We Boomers have a wealth of pleasant memories from growing up in the 50’s, 60’s, and 70’s. Those are memories that we wouldn’t trade for a million dollars. But, like all generations, we have our share of bad memories as well.
One of the most pervasive unpleasant memories that touched each and every one of us was the war in Vietnam. In this blog’s early days, I wrote a column about that subject. War seemed normal to Boomer kids, sadly, there is a whole new generation to whom it feels that way as well.
What made the Vietnam war so hard to deal with was that all of the deaths, the maimings, the psychological scarrings that happened to our nation’s youth were, it appears, all for nothing.
By 1972, the country was sick of Vietnam. The protesters had found many allies in the “establishment,” it seemed that there wasn’t a soul who wanted to spend any more lives to try to make a nation located on the far side of the world a place safe for democracy. The 1972 Presidential election featured a lot of talk by all candidates concerned about ending the mess once and for all.
Nixon really didn’t face much competition, though, and after his re-election, he set about getting America out of SE Asia.
On January 27, 1973, the governments of the US, North Vietnam, and South Vietnam all signed a treaty effectively ending the war. It was a noble document, to be sure, calling for the US forces to withdraw, all POW’s to be returned, and an international military force protecting and enforcing the truce.
It was also a death sentence for South Vietnam.
Nixon called the withdrawal of troops “peace with honor.” That feel-good phrase belied the actuality, that as Americans withdrew, the Viet Cong rapidly moved in and took over.
The average American, eager to never hear the word “Vietnam” again, simply didn’t care. What was important was getting out of there ASAP.
What further sealed South Vietnam’s fate was the fact that the Watergate scandal had broken, and the news media were relentlessly covering the juicy story, to the detriment of the seemingly endless unrest in Indo-China.
Once Nixon’s resignation was a done deal, Gerald Ford continued to oversee the withdrawal, even accelerating it, despite the fact that South Vietnam was obviously being systematically devoured by the North as American troops departed.
Nobody seemed to care, except the increasingly desperate South Vietnamese, seen as traitors by the Communist North.
By spring, 1975, the withdrawal took on the appearance of a hasty retreat. North Vietnamese forces were pouring over the land like hungry locusts, and Saigon was the last “free” place left in the country. On April 30, Ford ordered Ambassador Graham Martin and all remaining American personnel to leave at once.

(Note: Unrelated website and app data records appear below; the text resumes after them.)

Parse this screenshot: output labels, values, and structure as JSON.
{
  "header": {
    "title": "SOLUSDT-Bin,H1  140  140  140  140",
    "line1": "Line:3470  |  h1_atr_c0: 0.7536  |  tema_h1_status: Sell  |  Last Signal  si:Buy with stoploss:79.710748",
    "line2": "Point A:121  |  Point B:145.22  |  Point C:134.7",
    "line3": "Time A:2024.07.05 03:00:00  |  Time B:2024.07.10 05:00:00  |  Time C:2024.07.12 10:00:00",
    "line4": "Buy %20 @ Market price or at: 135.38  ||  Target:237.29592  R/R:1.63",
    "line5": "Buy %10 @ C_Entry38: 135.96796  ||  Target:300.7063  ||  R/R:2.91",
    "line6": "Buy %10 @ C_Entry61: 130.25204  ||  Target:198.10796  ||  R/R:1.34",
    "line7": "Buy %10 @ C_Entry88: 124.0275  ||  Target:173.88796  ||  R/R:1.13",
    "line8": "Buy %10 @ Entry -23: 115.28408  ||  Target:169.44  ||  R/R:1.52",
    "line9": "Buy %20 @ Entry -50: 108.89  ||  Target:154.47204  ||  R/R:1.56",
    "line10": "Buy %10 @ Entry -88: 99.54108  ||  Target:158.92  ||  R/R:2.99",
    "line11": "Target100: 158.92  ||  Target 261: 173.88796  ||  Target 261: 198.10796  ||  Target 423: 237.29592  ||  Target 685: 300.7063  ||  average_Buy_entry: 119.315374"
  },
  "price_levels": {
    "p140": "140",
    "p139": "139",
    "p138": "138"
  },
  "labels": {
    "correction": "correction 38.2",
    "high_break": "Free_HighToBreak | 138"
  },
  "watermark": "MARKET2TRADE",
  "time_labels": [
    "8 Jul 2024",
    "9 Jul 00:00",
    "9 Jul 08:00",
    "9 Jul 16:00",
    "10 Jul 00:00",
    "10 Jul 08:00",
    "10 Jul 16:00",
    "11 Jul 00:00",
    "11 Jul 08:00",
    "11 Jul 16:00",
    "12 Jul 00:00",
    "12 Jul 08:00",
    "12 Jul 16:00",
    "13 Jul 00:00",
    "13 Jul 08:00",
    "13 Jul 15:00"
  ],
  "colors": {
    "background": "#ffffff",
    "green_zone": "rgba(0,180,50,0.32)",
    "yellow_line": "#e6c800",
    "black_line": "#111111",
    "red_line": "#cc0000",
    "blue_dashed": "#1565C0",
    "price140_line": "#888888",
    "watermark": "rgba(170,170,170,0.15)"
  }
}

There were about 1500 hundred South Vietnamese loyalists at the American embassy, all of whom had been guaranteed protection, and they were looking more and more like they were to be tossed to the wolves.

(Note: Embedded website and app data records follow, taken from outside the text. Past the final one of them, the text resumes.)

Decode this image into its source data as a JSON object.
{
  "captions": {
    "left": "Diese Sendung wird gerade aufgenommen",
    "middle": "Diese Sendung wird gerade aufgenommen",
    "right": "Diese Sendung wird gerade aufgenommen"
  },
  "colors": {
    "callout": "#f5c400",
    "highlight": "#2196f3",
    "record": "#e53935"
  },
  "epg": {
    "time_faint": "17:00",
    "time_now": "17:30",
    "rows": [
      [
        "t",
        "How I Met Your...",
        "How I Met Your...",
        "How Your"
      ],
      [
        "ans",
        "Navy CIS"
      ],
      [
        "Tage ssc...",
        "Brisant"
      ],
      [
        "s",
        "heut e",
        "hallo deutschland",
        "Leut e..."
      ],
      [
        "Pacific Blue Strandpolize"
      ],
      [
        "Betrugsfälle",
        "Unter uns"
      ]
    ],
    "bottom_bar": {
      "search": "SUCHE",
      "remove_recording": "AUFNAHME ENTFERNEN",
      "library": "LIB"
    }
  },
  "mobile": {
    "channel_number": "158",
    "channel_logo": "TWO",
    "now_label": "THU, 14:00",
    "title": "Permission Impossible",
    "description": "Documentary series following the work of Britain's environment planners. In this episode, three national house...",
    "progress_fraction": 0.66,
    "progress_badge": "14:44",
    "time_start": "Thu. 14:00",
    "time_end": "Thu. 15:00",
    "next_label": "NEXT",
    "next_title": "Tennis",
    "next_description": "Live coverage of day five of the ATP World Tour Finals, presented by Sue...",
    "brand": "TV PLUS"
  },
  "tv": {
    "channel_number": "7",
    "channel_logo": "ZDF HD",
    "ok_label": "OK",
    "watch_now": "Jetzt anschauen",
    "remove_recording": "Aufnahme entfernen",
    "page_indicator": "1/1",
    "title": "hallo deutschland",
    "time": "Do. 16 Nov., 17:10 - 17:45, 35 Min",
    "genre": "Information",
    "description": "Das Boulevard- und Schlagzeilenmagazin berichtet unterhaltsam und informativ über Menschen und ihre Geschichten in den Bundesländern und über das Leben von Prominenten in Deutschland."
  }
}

The marines guarding the embassy perimeter were called inside the building, and an angry crowd outside the walls began to tear down the gates.

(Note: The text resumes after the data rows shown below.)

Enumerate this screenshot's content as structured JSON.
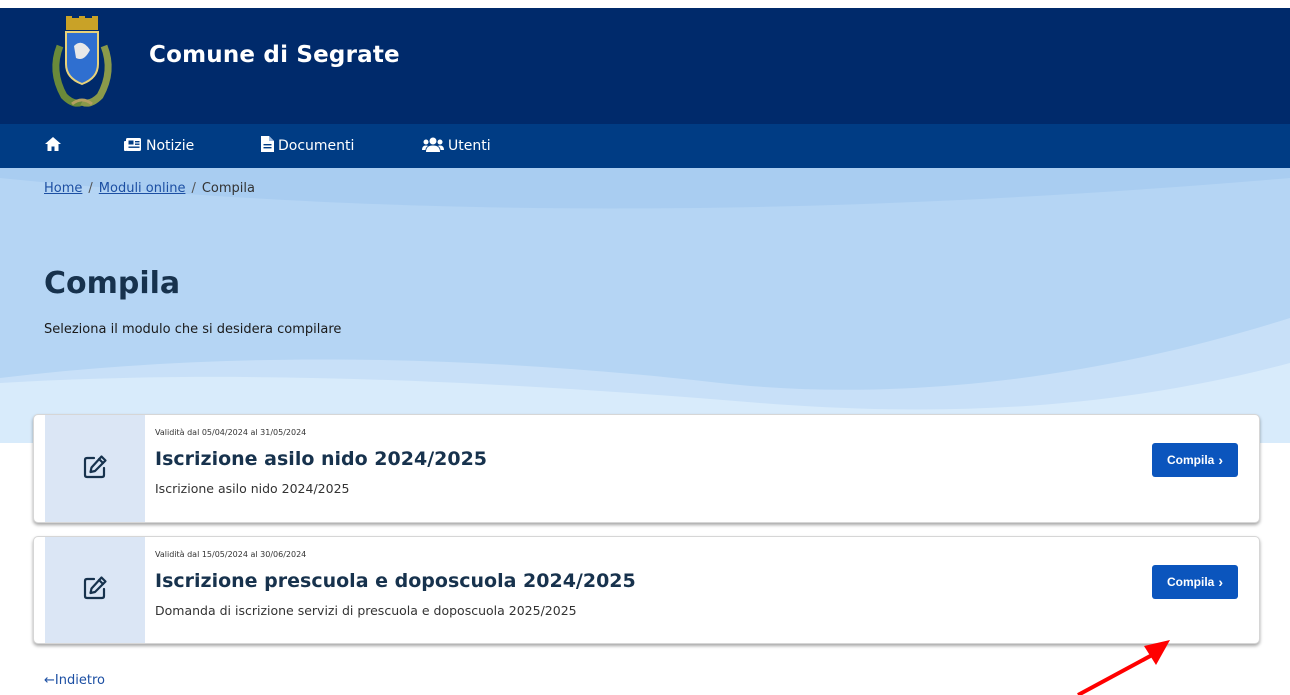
{
  "header": {
    "site_title": "Comune di Segrate"
  },
  "nav": {
    "items": [
      {
        "label": "",
        "icon": "home-icon"
      },
      {
        "label": "Notizie",
        "icon": "newspaper-icon"
      },
      {
        "label": "Documenti",
        "icon": "document-icon"
      },
      {
        "label": "Utenti",
        "icon": "users-icon"
      }
    ]
  },
  "breadcrumb": {
    "home": "Home",
    "moduli": "Moduli online",
    "current": "Compila",
    "separator": "/"
  },
  "page": {
    "title": "Compila",
    "subtitle": "Seleziona il modulo che si desidera compilare"
  },
  "forms": [
    {
      "validity": "Validità dal 05/04/2024 al 31/05/2024",
      "title": "Iscrizione asilo nido 2024/2025",
      "description": "Iscrizione asilo nido 2024/2025",
      "button_label": "Compila",
      "icon": "edit-icon"
    },
    {
      "validity": "Validità dal 15/05/2024 al 30/06/2024",
      "title": "Iscrizione prescuola e doposcuola 2024/2025",
      "description": "Domanda di iscrizione servizi di prescuola e doposcuola 2025/2025",
      "button_label": "Compila",
      "icon": "edit-icon"
    }
  ],
  "footer": {
    "back_label": "Indietro"
  },
  "colors": {
    "header": "#002a6b",
    "navbar": "#003c84",
    "hero": "#b5d5f4",
    "button": "#0b55bd",
    "annotation_arrow": "#ff0000"
  }
}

Refugees had been in the process of being evacuated, but as things got uglier, the directive was changed to transport American citizens only. Finally, at 0500 local time on April 30, the last helicopter took off from the embassy. Approximately 400 loyalists were left on the grounds, an angry crowd in the process of swarming over them.
Thus ended “peace with honor.”
The whole Vietnam mess put such a bad taste in the mouths of the American public and their elected officials that it looked like the country might never go to war again. Indeed, some 35 years later, SE Asia, despite continuing unrest, is far off the list of potential areas in which the US might get involved.
No, problems exist elsewhere, and once again, a war has drug on for many years, one that the public has grown very weary of. The helpless feelings of seeing body bags and knowing that the enemy is still very much in power is getting to have a sense of deja vu about it.
And while that feeling of having seen something before can often be pleasant, this time, it’s very much the opposite.